**TO DO:** Tell how many lines contain the string "title" in the material underneath; the reply is that number and no more.
+++++
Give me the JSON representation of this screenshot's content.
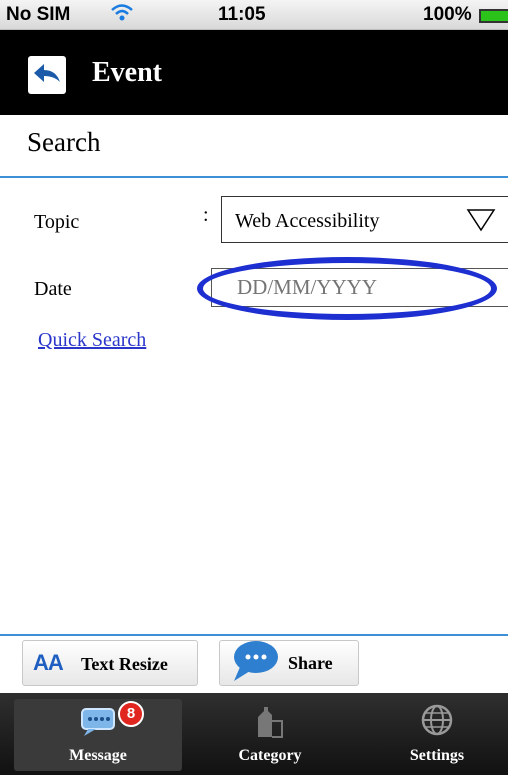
{
  "status_bar": {
    "carrier": "No SIM",
    "wifi_icon": "wifi-icon",
    "time": "11:05",
    "battery": "100%",
    "battery_icon": "battery-icon"
  },
  "header": {
    "back_icon": "back-arrow-icon",
    "title": "Event"
  },
  "search": {
    "title": "Search",
    "topic_label": "Topic",
    "topic_separator": ":",
    "topic_value": "Web Accessibility",
    "date_label": "Date",
    "date_placeholder": "DD/MM/YYYY",
    "quick_search_link": "Quick Search"
  },
  "toolbar": {
    "text_resize_icon": "AA",
    "text_resize_label": "Text Resize",
    "share_label": "Share"
  },
  "tabbar": {
    "tabs": [
      {
        "label": "Message",
        "icon": "message-icon",
        "badge": "8",
        "selected": true
      },
      {
        "label": "Category",
        "icon": "category-icon"
      },
      {
        "label": "Settings",
        "icon": "globe-icon"
      }
    ]
  },
  "colors": {
    "accent_blue": "#3d8fd6",
    "link_blue": "#2a36c9",
    "highlight_ring": "#1e2fd1",
    "badge_red": "#e0261e"
  }
}
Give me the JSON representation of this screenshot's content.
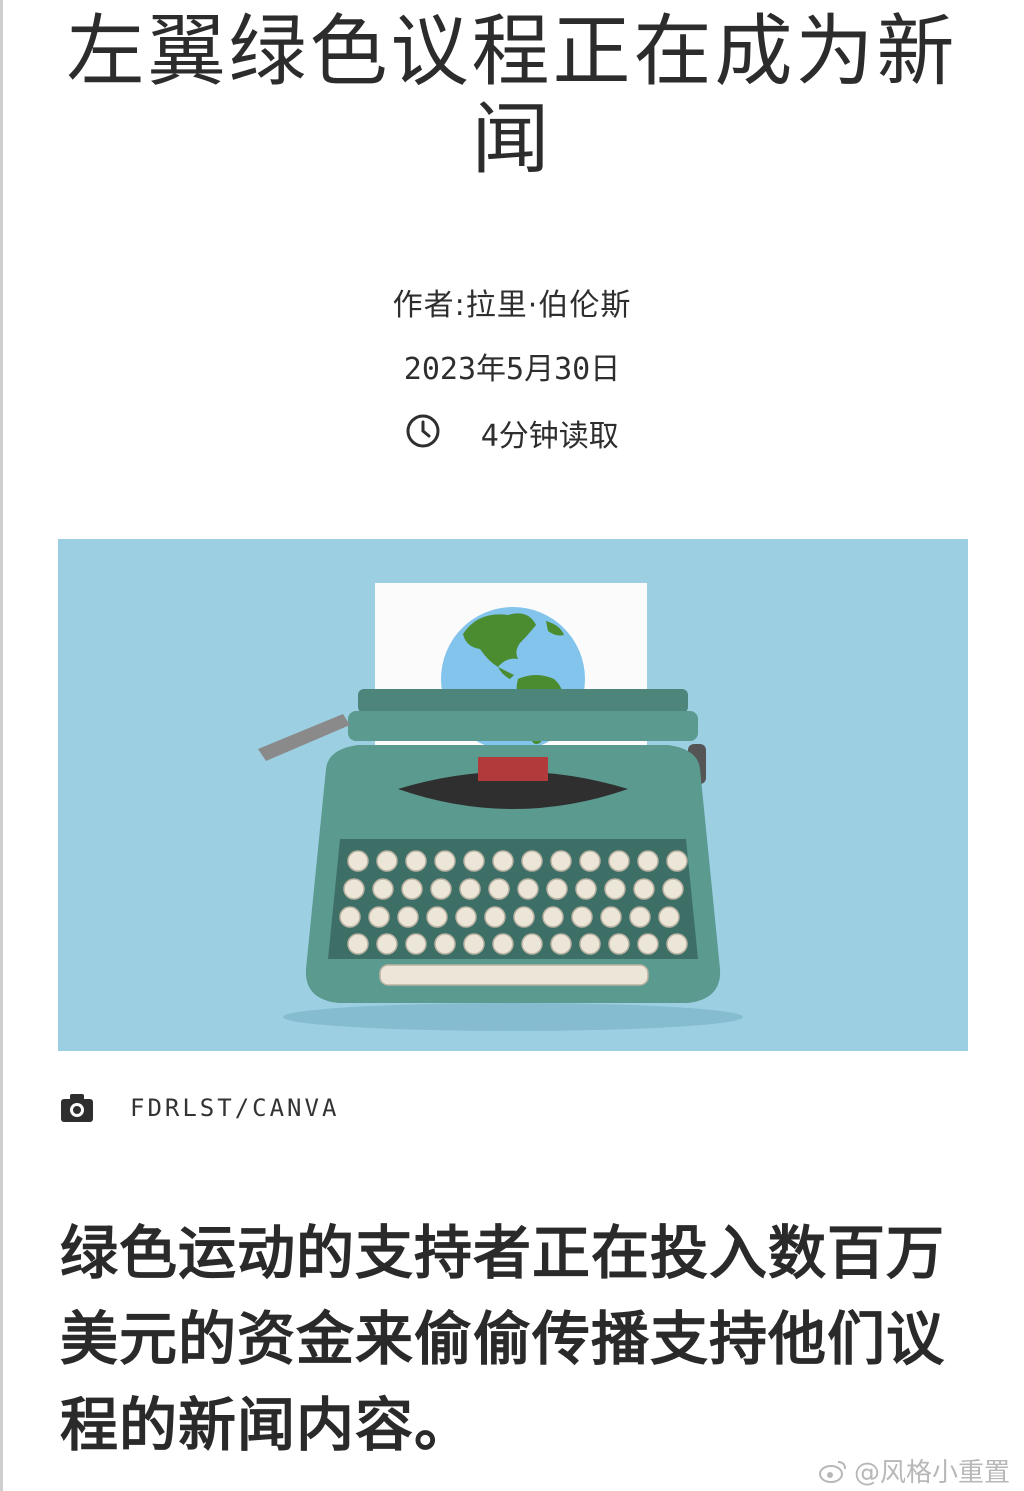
{
  "article": {
    "title": "左翼绿色议程正在成为新闻",
    "author": "作者:拉里·伯伦斯",
    "date": "2023年5月30日",
    "read_time": "4分钟读取",
    "image_credit": "FDRLST/CANVA",
    "lede": "绿色运动的支持者正在投入数百万美元的资金来偷偷传播支持他们议程的新闻内容。"
  },
  "watermark": {
    "text": "@风格小重置"
  },
  "icons": {
    "clock": "clock-icon",
    "camera": "camera-icon",
    "weibo": "weibo-icon"
  },
  "colors": {
    "hero_background": "#9dcfe2",
    "typewriter_body": "#5a9a8f",
    "globe_ocean": "#82c4ec",
    "globe_land": "#4a8c2f"
  }
}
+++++
**COMPLETED TASK:** 3